A Beginner’s Guide to Poker

Poker is a card game with a long history in which players bet money or chips representing value and the player with the highest ranked hand wins the pot. It is played in many ways in homes, clubs, casinos, and on the Internet. It is sometimes called the national card game of the United States, and its play and jargon are widespread in American culture.

Players place money into a pot (a circle representing the cards) by calling (matching or increasing) a previous player’s bet, raising to add more value to a current bet, or folding. Some players may also bluff, betting without holding any hand at all. When all players have acted, the remaining players show their hands and the winner is the player with the highest ranked hand.

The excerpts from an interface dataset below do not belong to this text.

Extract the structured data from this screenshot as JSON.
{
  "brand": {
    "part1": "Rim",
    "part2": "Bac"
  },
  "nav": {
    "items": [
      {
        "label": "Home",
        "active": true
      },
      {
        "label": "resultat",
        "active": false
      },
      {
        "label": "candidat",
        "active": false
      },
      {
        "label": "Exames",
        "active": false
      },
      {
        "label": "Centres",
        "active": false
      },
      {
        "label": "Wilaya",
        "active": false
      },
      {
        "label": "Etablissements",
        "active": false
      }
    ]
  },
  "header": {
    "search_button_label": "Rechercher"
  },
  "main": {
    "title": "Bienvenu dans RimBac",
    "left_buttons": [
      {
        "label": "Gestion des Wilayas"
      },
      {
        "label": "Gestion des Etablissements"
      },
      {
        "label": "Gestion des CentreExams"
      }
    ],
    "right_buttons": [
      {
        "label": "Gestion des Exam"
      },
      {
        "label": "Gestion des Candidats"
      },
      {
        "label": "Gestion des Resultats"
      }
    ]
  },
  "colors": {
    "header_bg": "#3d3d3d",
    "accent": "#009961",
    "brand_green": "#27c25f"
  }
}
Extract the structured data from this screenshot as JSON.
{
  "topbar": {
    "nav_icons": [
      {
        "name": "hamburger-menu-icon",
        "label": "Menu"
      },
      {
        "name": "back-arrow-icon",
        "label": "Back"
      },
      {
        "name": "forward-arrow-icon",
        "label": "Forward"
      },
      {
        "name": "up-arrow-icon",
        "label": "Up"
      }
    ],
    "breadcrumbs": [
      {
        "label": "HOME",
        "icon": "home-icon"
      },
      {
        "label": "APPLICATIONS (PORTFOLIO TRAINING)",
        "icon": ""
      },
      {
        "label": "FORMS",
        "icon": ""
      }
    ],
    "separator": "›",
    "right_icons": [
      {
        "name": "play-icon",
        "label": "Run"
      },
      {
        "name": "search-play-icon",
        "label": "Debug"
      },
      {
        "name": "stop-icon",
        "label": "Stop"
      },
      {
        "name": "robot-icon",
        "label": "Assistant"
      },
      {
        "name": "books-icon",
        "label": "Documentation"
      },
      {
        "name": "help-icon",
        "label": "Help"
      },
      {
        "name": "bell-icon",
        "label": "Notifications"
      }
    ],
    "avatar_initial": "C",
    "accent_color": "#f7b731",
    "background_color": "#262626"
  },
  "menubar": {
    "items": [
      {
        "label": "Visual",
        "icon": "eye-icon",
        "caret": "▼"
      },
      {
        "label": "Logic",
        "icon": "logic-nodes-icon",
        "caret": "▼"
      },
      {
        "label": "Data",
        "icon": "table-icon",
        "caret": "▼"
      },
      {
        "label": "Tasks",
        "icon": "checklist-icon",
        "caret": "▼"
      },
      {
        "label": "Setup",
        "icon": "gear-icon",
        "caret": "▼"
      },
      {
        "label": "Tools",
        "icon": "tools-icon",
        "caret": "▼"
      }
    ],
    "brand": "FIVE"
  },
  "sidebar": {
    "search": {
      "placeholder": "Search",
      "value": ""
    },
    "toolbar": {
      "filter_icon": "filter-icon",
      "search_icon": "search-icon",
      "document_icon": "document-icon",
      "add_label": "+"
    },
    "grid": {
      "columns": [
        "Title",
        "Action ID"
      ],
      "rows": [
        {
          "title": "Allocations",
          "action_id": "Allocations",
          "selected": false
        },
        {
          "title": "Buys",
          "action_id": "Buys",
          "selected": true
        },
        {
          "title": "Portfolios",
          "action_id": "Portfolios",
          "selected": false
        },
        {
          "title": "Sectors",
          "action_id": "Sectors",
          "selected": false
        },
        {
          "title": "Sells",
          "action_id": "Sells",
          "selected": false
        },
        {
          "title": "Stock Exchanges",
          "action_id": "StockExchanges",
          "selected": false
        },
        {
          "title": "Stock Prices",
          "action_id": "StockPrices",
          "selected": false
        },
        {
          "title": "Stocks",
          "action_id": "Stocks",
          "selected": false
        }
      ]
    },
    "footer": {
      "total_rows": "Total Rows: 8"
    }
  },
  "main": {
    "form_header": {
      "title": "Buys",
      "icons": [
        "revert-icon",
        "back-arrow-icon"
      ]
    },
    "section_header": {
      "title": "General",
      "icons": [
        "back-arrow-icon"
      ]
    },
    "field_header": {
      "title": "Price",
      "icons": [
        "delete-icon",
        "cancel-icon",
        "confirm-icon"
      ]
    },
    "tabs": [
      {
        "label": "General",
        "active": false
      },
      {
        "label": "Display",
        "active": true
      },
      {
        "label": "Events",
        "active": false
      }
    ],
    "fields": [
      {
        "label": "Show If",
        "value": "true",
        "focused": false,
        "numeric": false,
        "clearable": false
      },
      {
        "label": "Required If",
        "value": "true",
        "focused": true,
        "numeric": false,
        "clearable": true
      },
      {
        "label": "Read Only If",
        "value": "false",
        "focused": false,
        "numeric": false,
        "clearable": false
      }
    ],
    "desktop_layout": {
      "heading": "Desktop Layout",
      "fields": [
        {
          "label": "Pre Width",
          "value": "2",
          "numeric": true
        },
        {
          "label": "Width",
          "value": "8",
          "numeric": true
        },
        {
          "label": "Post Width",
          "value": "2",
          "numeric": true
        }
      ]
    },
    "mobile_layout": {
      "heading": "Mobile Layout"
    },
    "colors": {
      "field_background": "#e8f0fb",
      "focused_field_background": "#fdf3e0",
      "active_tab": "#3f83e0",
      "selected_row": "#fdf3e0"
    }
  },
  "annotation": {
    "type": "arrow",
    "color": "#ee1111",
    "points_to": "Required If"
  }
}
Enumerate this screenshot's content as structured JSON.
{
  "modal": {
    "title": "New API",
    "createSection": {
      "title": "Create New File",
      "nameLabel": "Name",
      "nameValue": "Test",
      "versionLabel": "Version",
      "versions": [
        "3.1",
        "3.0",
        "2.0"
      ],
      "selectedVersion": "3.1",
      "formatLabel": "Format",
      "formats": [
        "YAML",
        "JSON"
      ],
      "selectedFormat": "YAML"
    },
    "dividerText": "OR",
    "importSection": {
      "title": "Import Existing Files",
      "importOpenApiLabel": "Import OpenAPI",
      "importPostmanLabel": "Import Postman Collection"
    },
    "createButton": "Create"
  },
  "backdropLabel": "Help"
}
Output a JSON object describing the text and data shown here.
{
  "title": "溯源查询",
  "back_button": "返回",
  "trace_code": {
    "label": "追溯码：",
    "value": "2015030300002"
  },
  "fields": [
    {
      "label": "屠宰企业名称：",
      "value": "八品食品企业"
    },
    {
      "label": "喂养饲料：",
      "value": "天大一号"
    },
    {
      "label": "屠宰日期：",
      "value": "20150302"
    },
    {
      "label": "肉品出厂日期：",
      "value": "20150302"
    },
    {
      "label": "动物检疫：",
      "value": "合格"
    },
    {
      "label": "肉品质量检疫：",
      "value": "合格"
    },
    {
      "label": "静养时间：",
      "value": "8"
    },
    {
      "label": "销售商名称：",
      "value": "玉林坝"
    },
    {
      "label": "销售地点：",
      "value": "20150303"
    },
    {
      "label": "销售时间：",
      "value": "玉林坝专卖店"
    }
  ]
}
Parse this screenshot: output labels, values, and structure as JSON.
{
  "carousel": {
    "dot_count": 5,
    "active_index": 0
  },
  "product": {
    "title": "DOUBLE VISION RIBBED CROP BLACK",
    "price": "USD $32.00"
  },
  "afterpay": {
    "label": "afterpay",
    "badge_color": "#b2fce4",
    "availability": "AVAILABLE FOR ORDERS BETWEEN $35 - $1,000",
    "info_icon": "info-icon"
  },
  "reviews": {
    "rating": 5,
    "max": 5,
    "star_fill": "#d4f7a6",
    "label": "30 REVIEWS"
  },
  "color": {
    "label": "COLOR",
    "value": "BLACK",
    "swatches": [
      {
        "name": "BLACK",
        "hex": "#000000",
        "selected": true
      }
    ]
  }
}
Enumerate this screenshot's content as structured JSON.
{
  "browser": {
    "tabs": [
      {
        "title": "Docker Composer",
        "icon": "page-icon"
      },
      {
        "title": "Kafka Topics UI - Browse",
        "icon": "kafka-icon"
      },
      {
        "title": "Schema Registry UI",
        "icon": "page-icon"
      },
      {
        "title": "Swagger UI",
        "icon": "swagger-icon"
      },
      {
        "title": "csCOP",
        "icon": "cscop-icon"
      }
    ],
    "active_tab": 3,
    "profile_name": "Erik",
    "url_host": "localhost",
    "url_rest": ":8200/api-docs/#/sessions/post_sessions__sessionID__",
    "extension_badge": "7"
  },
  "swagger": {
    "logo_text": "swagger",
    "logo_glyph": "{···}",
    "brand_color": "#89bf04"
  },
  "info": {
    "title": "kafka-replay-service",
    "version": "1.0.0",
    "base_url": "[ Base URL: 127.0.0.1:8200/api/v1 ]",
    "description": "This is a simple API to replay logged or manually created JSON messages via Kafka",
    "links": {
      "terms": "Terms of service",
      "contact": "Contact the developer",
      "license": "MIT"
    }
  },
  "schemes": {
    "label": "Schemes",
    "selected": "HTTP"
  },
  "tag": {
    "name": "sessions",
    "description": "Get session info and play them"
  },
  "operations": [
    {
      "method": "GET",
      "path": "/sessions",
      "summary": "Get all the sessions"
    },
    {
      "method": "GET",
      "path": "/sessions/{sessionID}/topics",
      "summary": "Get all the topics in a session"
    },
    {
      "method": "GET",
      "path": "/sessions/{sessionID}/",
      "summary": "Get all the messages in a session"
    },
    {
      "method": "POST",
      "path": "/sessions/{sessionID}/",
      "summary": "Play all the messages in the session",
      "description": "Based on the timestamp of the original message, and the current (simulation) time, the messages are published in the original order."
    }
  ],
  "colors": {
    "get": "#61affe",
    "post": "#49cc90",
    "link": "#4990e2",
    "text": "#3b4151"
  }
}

When you start playing poker it’s a good idea to stick to lower stakes. This will help you to learn the game and to avoid losing a lot of money. It will also help you to become a better player and to move up the stakes much quicker.

To begin with try to focus on one table and observe all the action. This way you’ll be able to see how other players are playing and learn from their mistakes. Also it will help you to develop your poker strategy and to learn how to read other players. A lot of poker reading doesn’t come from subtle physical tells but rather from patterns. For example if your opponent is always betting then it’s likely that they are playing pretty strong hands.